Buddha Versus the Arhats and Pratyekabuddhas
[From Nagarjuna's explanation of "Bhagavat"]
(T25.70cl- 11 [fasc.2])
Furthermore, Bhaga means "to destory." "Vat" signifies "ability." Because a person such as this is able to destroy desore, aversion, and delusion, he is called "Bhagavat."
Question: Beings such as Arhats and Pratyekabuddhas have also destroyed desire, aversion, and delusion. How is this any different from what the Buddha has done?
Response: Although Arhats and Pratyekabuddhas have destroyed the three poisons, the subtle traces have not been completely eliminated. This is like perfume in a bottle. Although the perfume may be removed, the residual fragrance stubbornly remains.

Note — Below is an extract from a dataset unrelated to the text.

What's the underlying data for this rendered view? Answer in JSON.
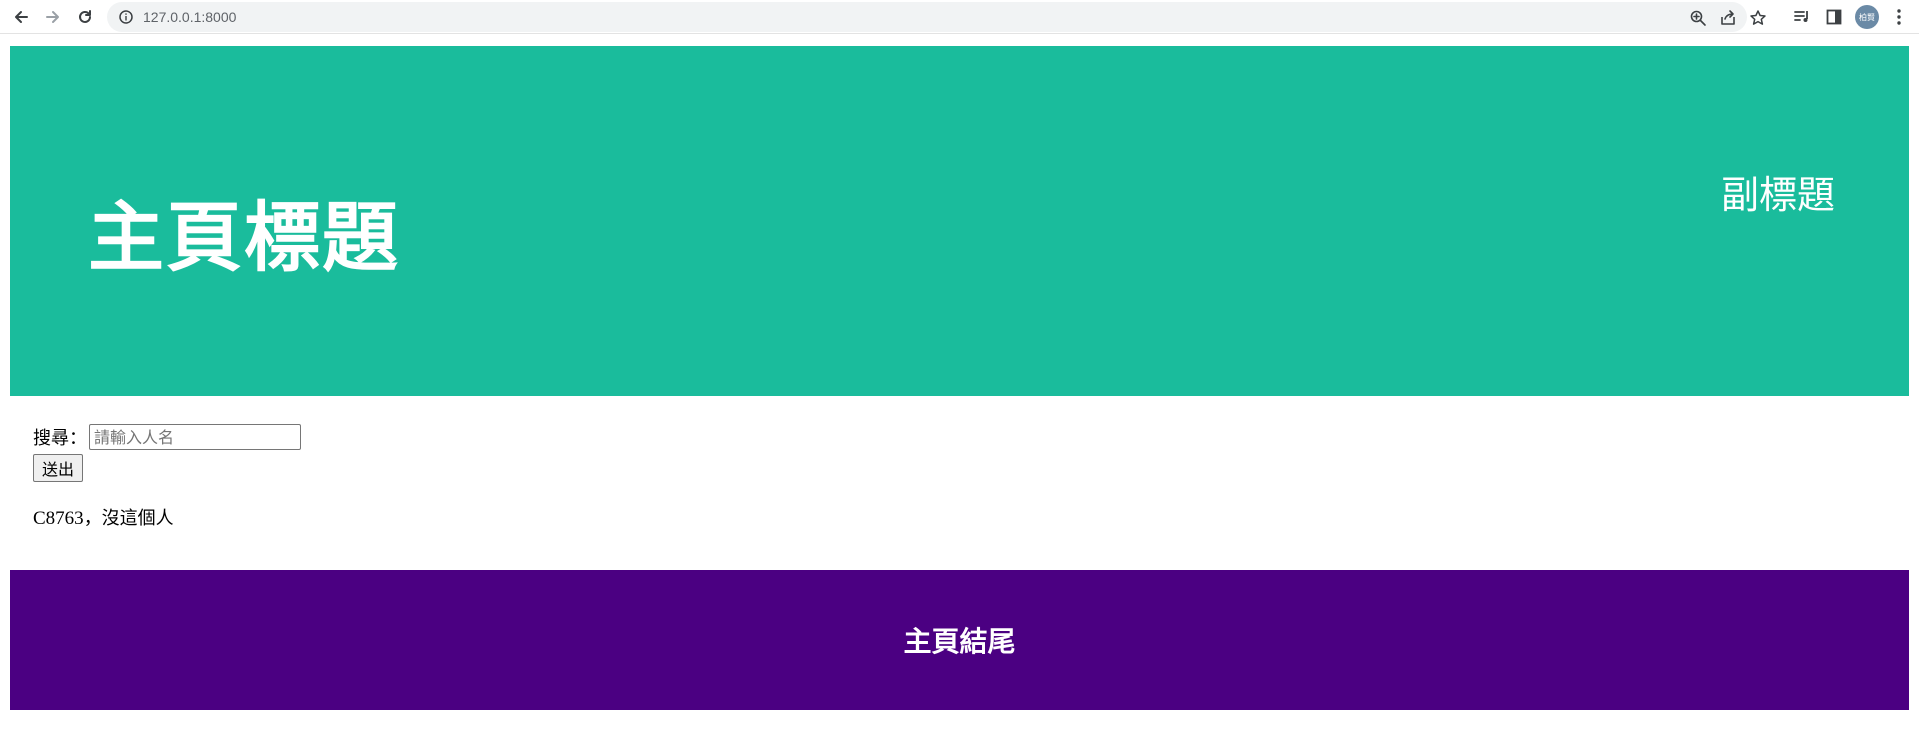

Again, this circumstance is analogous to burning fuel consisting of grass and wood: Although the fire burns and smoke comes forth, the cinders and ashes are not completely consumed. This is because the intensity of the fire is slight.
In the case of the Buddha, the three poisons have been eternally eliminated without any remaining vestiges. This is just like when, at the end of the kalpa, the fire burns Mount Sumeru and the entire earth: The fire consumes everything and leaves no remaining smoke or cinders.
Examples of this are evident in the residual traces of Shariputra's enmity, the residual traces of Nanda's concupiscence, and the residual traces of Pilindavatsa's arrogance. Such instances are analogous to the gait of people confined in shackles when first they are set free: They still cannot saunter about with agility.
To be continued